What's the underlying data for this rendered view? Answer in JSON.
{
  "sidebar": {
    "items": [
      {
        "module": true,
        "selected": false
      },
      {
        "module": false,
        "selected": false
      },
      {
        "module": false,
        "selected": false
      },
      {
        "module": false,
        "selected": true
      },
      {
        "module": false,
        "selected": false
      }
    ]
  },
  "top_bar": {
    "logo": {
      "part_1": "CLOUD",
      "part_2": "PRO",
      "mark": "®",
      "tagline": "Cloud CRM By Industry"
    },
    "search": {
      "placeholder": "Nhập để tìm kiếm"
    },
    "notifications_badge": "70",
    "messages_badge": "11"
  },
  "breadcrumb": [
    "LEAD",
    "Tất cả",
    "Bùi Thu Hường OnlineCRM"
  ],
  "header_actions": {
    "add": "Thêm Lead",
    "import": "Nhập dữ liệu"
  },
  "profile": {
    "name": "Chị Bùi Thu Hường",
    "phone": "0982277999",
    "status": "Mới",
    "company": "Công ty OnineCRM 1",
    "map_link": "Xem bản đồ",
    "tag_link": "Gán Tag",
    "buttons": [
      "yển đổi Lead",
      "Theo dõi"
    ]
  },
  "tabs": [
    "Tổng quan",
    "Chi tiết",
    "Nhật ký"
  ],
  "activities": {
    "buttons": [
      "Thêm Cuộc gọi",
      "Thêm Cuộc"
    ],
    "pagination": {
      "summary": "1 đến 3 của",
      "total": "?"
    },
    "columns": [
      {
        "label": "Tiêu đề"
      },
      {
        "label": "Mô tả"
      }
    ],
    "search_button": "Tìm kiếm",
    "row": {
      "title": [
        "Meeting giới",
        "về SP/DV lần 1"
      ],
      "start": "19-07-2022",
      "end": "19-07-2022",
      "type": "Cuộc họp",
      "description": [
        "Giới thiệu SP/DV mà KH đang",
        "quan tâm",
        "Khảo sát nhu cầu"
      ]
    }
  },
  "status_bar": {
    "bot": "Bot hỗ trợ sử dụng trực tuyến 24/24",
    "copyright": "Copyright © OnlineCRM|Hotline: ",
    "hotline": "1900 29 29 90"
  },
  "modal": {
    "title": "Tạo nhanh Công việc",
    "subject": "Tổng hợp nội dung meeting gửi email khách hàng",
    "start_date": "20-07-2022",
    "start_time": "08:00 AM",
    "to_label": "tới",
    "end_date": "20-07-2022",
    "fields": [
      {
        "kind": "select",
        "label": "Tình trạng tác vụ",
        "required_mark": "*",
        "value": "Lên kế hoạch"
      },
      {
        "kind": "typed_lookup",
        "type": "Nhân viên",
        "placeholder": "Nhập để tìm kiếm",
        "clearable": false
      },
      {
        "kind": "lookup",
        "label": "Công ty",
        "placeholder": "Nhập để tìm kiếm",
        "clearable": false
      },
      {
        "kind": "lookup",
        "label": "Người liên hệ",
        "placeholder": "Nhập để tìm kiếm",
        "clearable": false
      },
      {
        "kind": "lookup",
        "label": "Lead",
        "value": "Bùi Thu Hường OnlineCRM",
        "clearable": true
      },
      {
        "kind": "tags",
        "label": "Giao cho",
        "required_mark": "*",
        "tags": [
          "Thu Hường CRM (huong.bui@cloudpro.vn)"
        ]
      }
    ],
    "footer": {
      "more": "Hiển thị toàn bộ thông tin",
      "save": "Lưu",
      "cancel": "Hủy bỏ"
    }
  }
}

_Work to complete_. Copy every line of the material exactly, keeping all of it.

_Answer for this exercise_.
What's the underlying data for this rendered view? Answer in JSON.
{
  "sidebar": {
    "items": [
      {
        "module": true,
        "selected": false
      },
      {
        "module": false,
        "selected": false
      },
      {
        "module": false,
        "selected": false
      },
      {
        "module": false,
        "selected": true
      },
      {
        "module": false,
        "selected": false
      }
    ]
  },
  "top_bar": {
    "logo": {
      "part_1": "CLOUD",
      "part_2": "PRO",
      "mark": "®",
      "tagline": "Cloud CRM By Industry"
    },
    "search": {
      "placeholder": "Nhập để tìm kiếm"
    },
    "notifications_badge": "70",
    "messages_badge": "11"
  },
  "breadcrumb": [
    "LEAD",
    "Tất cả",
    "Bùi Thu Hường OnlineCRM"
  ],
  "header_actions": {
    "add": "Thêm Lead",
    "import": "Nhập dữ liệu"
  },
  "profile": {
    "name": "Chị Bùi Thu Hường",
    "phone": "0982277999",
    "status": "Mới",
    "company": "Công ty OnineCRM 1",
    "map_link": "Xem bản đồ",
    "tag_link": "Gán Tag",
    "buttons": [
      "yển đổi Lead",
      "Theo dõi"
    ]
  },
  "tabs": [
    "Tổng quan",
    "Chi tiết",
    "Nhật ký"
  ],
  "activities": {
    "buttons": [
      "Thêm Cuộc gọi",
      "Thêm Cuộc"
    ],
    "pagination": {
      "summary": "1 đến 3 của",
      "total": "?"
    },
    "columns": [
      {
        "label": "Tiêu đề"
      },
      {
        "label": "Mô tả"
      }
    ],
    "search_button": "Tìm kiếm",
    "row": {
      "title": [
        "Meeting giới",
        "về SP/DV lần 1"
      ],
      "start": "19-07-2022",
      "end": "19-07-2022",
      "type": "Cuộc họp",
      "description": [
        "Giới thiệu SP/DV mà KH đang",
        "quan tâm",
        "Khảo sát nhu cầu"
      ]
    }
  },
  "status_bar": {
    "bot": "Bot hỗ trợ sử dụng trực tuyến 24/24",
    "copyright": "Copyright © OnlineCRM|Hotline: ",
    "hotline": "1900 29 29 90"
  },
  "modal": {
    "title": "Tạo nhanh Công việc",
    "subject": "Tổng hợp nội dung meeting gửi email khách hàng",
    "start_date": "20-07-2022",
    "start_time": "08:00 AM",
    "to_label": "tới",
    "end_date": "20-07-2022",
    "fields": [
      {
        "kind": "select",
        "label": "Tình trạng tác vụ",
        "required_mark": "*",
        "value": "Lên kế hoạch"
      },
      {
        "kind": "typed_lookup",
        "type": "Nhân viên",
        "placeholder": "Nhập để tìm kiếm",
        "clearable": false
      },
      {
        "kind": "lookup",
        "label": "Công ty",
        "placeholder": "Nhập để tìm kiếm",
        "clearable": false
      },
      {
        "kind": "lookup",
        "label": "Người liên hệ",
        "placeholder": "Nhập để tìm kiếm",
        "clearable": false
      },
      {
        "kind": "lookup",
        "label": "Lead",
        "value": "Bùi Thu Hường OnlineCRM",
        "clearable": true
      },
      {
        "kind": "tags",
        "label": "Giao cho",
        "required_mark": "*",
        "tags": [
          "Thu Hường CRM (huong.bui@cloudpro.vn)"
        ]
      }
    ],
    "footer": {
      "more": "Hiển thị toàn bộ thông tin",
      "save": "Lưu",
      "cancel": "Hủy bỏ"
    }
  }
}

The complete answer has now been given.